|Wivenhoe, late afternoon yesterday|
|Martin Malone at the microphone|
Martin shared with us a mix of old and new work. He gave us a flavour of some of his latest poems, new takes on Great War themes, that will make up the practice element of his PhD. He also read from The Waiting Hillside, his first collection, published by Templar Poetry (2011).
I had attended a poetrywivenhoe event once before, for the 2014 launch of the so too have the doves gone anthology, and it was good to return. It was a privilege to be invited as the (relatively) local reader and a joy to be there among a host of poets, many of whom read to us during the 'out of the hat' Open Mic slot in the middle of the evening.
My set comprised poems largely but not exclusively from my chapbook, The Holy Place, co-authored with John Dotson, and published by The Seventh Quarry in Swansea in conjunction with Cross-Cultural Communications in New York.
|Martin signing copies of The Waiting Hillside and The Interpreter's House (with Stuart Mugridge's cover illustration)|
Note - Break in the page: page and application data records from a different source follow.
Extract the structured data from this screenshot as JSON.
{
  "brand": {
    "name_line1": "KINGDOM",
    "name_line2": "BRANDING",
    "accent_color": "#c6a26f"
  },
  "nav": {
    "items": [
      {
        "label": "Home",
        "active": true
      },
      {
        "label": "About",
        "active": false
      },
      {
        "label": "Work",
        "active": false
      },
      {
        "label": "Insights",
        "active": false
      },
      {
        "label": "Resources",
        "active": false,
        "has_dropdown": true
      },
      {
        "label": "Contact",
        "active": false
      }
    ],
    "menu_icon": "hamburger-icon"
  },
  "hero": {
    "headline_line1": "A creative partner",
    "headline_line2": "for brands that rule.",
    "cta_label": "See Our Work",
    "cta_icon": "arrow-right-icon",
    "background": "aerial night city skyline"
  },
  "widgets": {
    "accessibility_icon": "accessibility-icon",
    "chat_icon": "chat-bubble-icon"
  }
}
It was good to meet up with Rebecca Goss again. I had attended her stimulating workshop at Writers' Centre Norwich on the 'coast' last autumn. It was also a pleasure to meet MW Bewick (last month's poetrywivenhoe reader), one of the two editor-publishers of Dunlin Press, who have just launched the volume of 'Collected Reports from East Anglia', Est.
|Peter Kennedy, Pam Job, Caroline Gill, Martin Malone|
|Conversation with MW Bewick (left)|
- poetrywivenhoe site: a poem by Martin Malone ('Wood on the Downs') and a poem by me ('The Ceilidh House' - see photo below)
|The Ceilidh House, Skye|
Thank you, poetrywivenhoe!
|Wivenhoe at sunset|